-- Task description --
Pull out every line below that holds the word "name".
+--
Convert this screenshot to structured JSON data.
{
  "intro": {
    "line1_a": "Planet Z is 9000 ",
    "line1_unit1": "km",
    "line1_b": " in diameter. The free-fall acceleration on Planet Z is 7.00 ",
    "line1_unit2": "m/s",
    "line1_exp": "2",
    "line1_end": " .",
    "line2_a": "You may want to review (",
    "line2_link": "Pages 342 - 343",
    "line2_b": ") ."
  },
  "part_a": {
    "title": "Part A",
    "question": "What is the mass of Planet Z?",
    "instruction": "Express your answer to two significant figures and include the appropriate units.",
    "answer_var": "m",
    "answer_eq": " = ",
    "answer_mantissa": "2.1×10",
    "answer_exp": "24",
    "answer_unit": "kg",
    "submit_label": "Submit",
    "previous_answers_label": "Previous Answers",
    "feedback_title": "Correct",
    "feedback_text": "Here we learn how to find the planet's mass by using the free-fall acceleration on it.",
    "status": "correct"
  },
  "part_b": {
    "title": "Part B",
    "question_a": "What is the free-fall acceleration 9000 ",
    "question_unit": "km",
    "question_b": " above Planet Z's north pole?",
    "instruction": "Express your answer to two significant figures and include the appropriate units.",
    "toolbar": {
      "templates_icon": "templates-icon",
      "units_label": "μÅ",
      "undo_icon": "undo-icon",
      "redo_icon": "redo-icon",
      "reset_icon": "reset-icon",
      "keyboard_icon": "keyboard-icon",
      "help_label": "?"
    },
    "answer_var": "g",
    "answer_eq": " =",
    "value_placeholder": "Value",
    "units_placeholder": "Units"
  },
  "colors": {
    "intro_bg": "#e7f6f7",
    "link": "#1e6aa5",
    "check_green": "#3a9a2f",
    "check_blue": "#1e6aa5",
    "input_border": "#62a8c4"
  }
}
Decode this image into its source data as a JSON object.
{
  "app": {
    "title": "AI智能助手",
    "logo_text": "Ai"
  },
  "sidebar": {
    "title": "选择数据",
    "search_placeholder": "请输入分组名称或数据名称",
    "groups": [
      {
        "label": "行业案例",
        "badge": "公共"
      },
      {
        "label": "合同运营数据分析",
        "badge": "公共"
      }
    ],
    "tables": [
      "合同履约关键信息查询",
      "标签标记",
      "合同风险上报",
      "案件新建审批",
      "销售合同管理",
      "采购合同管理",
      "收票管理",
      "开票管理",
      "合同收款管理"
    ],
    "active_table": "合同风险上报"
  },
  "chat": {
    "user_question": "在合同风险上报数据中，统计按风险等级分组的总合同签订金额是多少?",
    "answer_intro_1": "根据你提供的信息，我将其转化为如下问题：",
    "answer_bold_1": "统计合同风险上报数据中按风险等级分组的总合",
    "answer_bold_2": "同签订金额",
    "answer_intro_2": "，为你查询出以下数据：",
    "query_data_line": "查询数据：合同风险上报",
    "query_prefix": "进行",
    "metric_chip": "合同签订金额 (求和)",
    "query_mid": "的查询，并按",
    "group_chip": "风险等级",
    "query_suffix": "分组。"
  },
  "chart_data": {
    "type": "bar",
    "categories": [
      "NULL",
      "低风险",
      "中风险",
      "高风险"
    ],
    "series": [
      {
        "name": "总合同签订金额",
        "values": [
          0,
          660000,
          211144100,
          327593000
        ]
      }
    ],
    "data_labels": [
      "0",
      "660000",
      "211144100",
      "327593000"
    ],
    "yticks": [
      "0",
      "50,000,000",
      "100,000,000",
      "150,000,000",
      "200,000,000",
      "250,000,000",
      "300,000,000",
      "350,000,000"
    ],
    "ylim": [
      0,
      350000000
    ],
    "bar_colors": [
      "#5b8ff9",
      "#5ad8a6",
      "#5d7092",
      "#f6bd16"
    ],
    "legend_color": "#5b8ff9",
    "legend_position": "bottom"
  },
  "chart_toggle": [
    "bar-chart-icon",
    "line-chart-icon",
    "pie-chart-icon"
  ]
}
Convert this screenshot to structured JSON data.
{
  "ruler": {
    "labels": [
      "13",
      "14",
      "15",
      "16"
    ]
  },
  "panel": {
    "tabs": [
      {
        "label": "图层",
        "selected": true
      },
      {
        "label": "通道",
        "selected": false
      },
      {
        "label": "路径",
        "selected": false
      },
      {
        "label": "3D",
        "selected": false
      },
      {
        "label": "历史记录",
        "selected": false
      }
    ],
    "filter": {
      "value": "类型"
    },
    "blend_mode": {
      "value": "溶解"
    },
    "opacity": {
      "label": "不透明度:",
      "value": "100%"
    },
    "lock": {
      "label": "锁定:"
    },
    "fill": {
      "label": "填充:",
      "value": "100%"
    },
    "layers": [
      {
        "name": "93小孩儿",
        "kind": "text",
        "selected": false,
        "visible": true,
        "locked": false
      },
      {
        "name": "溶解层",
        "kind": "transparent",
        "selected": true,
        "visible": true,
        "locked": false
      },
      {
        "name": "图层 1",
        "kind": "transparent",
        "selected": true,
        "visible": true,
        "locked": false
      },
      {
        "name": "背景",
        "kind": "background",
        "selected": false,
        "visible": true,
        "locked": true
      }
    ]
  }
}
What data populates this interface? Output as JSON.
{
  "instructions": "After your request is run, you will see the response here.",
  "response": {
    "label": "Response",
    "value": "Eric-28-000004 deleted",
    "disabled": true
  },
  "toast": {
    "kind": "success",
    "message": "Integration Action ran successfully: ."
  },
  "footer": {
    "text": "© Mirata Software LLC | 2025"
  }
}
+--
-- Solution for this task --
        "name": "总合同签订金额",
        "name": "93小孩儿",
        "name": "溶解层",
        "name": "图层 1",
        "name": "背景",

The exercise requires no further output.